■ Dataset rows for apps and sites ■

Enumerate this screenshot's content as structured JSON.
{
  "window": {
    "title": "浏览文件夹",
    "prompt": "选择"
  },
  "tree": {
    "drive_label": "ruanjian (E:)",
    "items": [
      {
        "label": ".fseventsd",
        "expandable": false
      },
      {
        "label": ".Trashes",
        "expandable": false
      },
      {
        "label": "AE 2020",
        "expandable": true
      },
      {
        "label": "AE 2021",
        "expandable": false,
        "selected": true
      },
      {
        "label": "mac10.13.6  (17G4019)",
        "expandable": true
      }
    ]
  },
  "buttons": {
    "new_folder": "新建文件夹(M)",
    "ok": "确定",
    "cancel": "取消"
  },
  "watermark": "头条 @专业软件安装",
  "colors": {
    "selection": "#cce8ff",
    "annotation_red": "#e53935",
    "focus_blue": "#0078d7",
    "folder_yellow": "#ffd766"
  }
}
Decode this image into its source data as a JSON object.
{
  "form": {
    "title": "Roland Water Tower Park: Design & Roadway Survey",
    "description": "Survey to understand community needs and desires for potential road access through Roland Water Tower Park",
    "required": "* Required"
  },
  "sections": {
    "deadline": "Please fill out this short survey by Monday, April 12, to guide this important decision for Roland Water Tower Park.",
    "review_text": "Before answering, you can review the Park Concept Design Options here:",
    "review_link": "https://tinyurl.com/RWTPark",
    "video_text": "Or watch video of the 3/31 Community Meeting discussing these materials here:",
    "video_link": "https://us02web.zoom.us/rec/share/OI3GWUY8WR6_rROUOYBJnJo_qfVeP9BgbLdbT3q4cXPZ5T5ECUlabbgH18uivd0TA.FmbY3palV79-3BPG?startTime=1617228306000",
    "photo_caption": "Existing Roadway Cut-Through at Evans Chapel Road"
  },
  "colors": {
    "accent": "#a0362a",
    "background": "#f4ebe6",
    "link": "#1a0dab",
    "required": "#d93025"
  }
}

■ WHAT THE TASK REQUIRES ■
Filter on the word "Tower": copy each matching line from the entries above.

■ WRITTEN SOLUTION ■
    "title": "Roland Water Tower Park: Design & Roadway Survey",
    "description": "Survey to understand community needs and desires for potential road access through Roland Water Tower Park",
    "deadline": "Please fill out this short survey by Monday, April 12, to guide this important decision for Roland Water Tower Park.",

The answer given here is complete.